_Exercise_: Give the whole listing again, exactly as written.
================================
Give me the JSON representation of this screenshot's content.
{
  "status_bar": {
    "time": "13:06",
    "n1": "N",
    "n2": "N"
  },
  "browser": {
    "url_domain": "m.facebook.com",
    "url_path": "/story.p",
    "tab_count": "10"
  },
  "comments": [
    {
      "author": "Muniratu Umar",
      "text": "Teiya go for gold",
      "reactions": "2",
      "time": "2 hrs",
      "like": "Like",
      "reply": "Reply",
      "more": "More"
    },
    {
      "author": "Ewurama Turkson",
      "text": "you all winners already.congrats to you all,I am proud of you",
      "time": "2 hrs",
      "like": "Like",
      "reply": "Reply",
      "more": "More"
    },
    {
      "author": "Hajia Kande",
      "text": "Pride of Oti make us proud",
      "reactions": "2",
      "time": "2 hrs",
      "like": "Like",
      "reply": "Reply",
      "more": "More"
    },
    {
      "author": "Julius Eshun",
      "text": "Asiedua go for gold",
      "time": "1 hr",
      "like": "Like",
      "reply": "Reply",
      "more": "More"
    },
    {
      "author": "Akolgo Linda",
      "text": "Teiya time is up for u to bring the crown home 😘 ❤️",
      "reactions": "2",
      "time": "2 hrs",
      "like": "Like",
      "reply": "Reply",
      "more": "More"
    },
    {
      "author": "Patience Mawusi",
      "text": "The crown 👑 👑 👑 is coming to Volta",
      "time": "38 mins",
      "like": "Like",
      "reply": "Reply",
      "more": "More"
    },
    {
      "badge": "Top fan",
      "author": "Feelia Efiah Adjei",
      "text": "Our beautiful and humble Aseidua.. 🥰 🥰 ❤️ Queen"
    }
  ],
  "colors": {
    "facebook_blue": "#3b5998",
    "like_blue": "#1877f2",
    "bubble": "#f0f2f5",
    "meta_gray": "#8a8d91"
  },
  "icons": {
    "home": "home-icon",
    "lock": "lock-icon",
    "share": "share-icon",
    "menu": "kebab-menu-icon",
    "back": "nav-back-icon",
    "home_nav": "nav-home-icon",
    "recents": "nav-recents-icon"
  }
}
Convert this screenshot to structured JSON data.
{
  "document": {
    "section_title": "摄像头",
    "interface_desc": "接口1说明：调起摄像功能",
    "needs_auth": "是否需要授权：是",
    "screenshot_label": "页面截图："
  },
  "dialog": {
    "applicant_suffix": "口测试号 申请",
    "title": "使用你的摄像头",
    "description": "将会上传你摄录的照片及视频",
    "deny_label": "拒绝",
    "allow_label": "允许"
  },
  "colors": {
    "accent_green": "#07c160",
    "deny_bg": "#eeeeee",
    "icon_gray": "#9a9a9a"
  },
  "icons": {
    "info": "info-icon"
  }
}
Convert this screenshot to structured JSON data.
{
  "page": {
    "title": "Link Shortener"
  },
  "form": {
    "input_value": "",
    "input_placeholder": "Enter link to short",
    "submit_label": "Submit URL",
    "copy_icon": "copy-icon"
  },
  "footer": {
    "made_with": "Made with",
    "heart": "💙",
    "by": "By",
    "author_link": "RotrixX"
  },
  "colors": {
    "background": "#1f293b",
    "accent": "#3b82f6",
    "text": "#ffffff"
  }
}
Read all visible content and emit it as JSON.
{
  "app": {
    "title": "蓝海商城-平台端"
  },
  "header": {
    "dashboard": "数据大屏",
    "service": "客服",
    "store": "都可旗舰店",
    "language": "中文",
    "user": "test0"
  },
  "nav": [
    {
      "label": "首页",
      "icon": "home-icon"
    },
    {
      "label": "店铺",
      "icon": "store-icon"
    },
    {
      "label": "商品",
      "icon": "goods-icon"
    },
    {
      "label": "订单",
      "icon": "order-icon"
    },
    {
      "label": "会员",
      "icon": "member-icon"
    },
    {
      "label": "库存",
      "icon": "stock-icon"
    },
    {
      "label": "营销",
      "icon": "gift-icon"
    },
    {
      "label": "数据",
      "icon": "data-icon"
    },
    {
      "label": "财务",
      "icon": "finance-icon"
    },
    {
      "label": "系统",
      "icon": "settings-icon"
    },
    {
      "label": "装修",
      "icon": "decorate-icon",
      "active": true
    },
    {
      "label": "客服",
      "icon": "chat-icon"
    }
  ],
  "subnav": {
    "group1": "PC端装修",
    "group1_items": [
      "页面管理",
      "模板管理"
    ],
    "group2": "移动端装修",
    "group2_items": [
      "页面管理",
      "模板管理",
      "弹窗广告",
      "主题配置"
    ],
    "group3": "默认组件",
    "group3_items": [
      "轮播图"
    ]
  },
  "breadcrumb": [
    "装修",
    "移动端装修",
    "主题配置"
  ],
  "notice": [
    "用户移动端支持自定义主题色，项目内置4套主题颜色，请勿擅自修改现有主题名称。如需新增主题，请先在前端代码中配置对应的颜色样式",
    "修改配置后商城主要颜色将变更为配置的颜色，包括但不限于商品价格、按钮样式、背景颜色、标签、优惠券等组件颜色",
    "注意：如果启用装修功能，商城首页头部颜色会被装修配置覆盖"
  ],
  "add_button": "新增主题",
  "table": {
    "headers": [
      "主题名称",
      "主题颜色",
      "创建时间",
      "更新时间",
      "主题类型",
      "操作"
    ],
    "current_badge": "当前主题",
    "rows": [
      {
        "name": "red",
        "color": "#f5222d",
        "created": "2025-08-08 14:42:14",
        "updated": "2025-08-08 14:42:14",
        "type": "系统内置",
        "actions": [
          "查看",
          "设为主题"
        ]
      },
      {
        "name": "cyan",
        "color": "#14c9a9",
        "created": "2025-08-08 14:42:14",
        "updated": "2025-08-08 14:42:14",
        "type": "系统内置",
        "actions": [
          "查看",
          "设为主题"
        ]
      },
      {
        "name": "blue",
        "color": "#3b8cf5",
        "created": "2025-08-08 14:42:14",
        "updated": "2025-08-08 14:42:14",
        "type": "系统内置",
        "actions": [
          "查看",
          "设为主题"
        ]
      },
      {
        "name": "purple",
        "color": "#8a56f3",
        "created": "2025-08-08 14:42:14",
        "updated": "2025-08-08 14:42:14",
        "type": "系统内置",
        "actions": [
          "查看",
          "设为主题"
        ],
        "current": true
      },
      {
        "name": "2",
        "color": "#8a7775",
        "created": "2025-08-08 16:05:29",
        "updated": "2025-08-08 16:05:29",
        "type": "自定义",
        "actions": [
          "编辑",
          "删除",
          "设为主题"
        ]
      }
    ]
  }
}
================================
_Solution_:
Give me the JSON representation of this screenshot's content.
{
  "status_bar": {
    "time": "13:06",
    "n1": "N",
    "n2": "N"
  },
  "browser": {
    "url_domain": "m.facebook.com",
    "url_path": "/story.p",
    "tab_count": "10"
  },
  "comments": [
    {
      "author": "Muniratu Umar",
      "text": "Teiya go for gold",
      "reactions": "2",
      "time": "2 hrs",
      "like": "Like",
      "reply": "Reply",
      "more": "More"
    },
    {
      "author": "Ewurama Turkson",
      "text": "you all winners already.congrats to you all,I am proud of you",
      "time": "2 hrs",
      "like": "Like",
      "reply": "Reply",
      "more": "More"
    },
    {
      "author": "Hajia Kande",
      "text": "Pride of Oti make us proud",
      "reactions": "2",
      "time": "2 hrs",
      "like": "Like",
      "reply": "Reply",
      "more": "More"
    },
    {
      "author": "Julius Eshun",
      "text": "Asiedua go for gold",
      "time": "1 hr",
      "like": "Like",
      "reply": "Reply",
      "more": "More"
    },
    {
      "author": "Akolgo Linda",
      "text": "Teiya time is up for u to bring the crown home 😘 ❤️",
      "reactions": "2",
      "time": "2 hrs",
      "like": "Like",
      "reply": "Reply",
      "more": "More"
    },
    {
      "author": "Patience Mawusi",
      "text": "The crown 👑 👑 👑 is coming to Volta",
      "time": "38 mins",
      "like": "Like",
      "reply": "Reply",
      "more": "More"
    },
    {
      "badge": "Top fan",
      "author": "Feelia Efiah Adjei",
      "text": "Our beautiful and humble Aseidua.. 🥰 🥰 ❤️ Queen"
    }
  ],
  "colors": {
    "facebook_blue": "#3b5998",
    "like_blue": "#1877f2",
    "bubble": "#f0f2f5",
    "meta_gray": "#8a8d91"
  },
  "icons": {
    "home": "home-icon",
    "lock": "lock-icon",
    "share": "share-icon",
    "menu": "kebab-menu-icon",
    "back": "nav-back-icon",
    "home_nav": "nav-home-icon",
    "recents": "nav-recents-icon"
  }
}
Convert this screenshot to structured JSON data.
{
  "document": {
    "section_title": "摄像头",
    "interface_desc": "接口1说明：调起摄像功能",
    "needs_auth": "是否需要授权：是",
    "screenshot_label": "页面截图："
  },
  "dialog": {
    "applicant_suffix": "口测试号 申请",
    "title": "使用你的摄像头",
    "description": "将会上传你摄录的照片及视频",
    "deny_label": "拒绝",
    "allow_label": "允许"
  },
  "colors": {
    "accent_green": "#07c160",
    "deny_bg": "#eeeeee",
    "icon_gray": "#9a9a9a"
  },
  "icons": {
    "info": "info-icon"
  }
}
Convert this screenshot to structured JSON data.
{
  "page": {
    "title": "Link Shortener"
  },
  "form": {
    "input_value": "",
    "input_placeholder": "Enter link to short",
    "submit_label": "Submit URL",
    "copy_icon": "copy-icon"
  },
  "footer": {
    "made_with": "Made with",
    "heart": "💙",
    "by": "By",
    "author_link": "RotrixX"
  },
  "colors": {
    "background": "#1f293b",
    "accent": "#3b82f6",
    "text": "#ffffff"
  }
}
Read all visible content and emit it as JSON.
{
  "app": {
    "title": "蓝海商城-平台端"
  },
  "header": {
    "dashboard": "数据大屏",
    "service": "客服",
    "store": "都可旗舰店",
    "language": "中文",
    "user": "test0"
  },
  "nav": [
    {
      "label": "首页",
      "icon": "home-icon"
    },
    {
      "label": "店铺",
      "icon": "store-icon"
    },
    {
      "label": "商品",
      "icon": "goods-icon"
    },
    {
      "label": "订单",
      "icon": "order-icon"
    },
    {
      "label": "会员",
      "icon": "member-icon"
    },
    {
      "label": "库存",
      "icon": "stock-icon"
    },
    {
      "label": "营销",
      "icon": "gift-icon"
    },
    {
      "label": "数据",
      "icon": "data-icon"
    },
    {
      "label": "财务",
      "icon": "finance-icon"
    },
    {
      "label": "系统",
      "icon": "settings-icon"
    },
    {
      "label": "装修",
      "icon": "decorate-icon",
      "active": true
    },
    {
      "label": "客服",
      "icon": "chat-icon"
    }
  ],
  "subnav": {
    "group1": "PC端装修",
    "group1_items": [
      "页面管理",
      "模板管理"
    ],
    "group2": "移动端装修",
    "group2_items": [
      "页面管理",
      "模板管理",
      "弹窗广告",
      "主题配置"
    ],
    "group3": "默认组件",
    "group3_items": [
      "轮播图"
    ]
  },
  "breadcrumb": [
    "装修",
    "移动端装修",
    "主题配置"
  ],
  "notice": [
    "用户移动端支持自定义主题色，项目内置4套主题颜色，请勿擅自修改现有主题名称。如需新增主题，请先在前端代码中配置对应的颜色样式",
    "修改配置后商城主要颜色将变更为配置的颜色，包括但不限于商品价格、按钮样式、背景颜色、标签、优惠券等组件颜色",
    "注意：如果启用装修功能，商城首页头部颜色会被装修配置覆盖"
  ],
  "add_button": "新增主题",
  "table": {
    "headers": [
      "主题名称",
      "主题颜色",
      "创建时间",
      "更新时间",
      "主题类型",
      "操作"
    ],
    "current_badge": "当前主题",
    "rows": [
      {
        "name": "red",
        "color": "#f5222d",
        "created": "2025-08-08 14:42:14",
        "updated": "2025-08-08 14:42:14",
        "type": "系统内置",
        "actions": [
          "查看",
          "设为主题"
        ]
      },
      {
        "name": "cyan",
        "color": "#14c9a9",
        "created": "2025-08-08 14:42:14",
        "updated": "2025-08-08 14:42:14",
        "type": "系统内置",
        "actions": [
          "查看",
          "设为主题"
        ]
      },
      {
        "name": "blue",
        "color": "#3b8cf5",
        "created": "2025-08-08 14:42:14",
        "updated": "2025-08-08 14:42:14",
        "type": "系统内置",
        "actions": [
          "查看",
          "设为主题"
        ]
      },
      {
        "name": "purple",
        "color": "#8a56f3",
        "created": "2025-08-08 14:42:14",
        "updated": "2025-08-08 14:42:14",
        "type": "系统内置",
        "actions": [
          "查看",
          "设为主题"
        ],
        "current": true
      },
      {
        "name": "2",
        "color": "#8a7775",
        "created": "2025-08-08 16:05:29",
        "updated": "2025-08-08 16:05:29",
        "type": "自定义",
        "actions": [
          "编辑",
          "删除",
          "设为主题"
        ]
      }
    ]
  }
}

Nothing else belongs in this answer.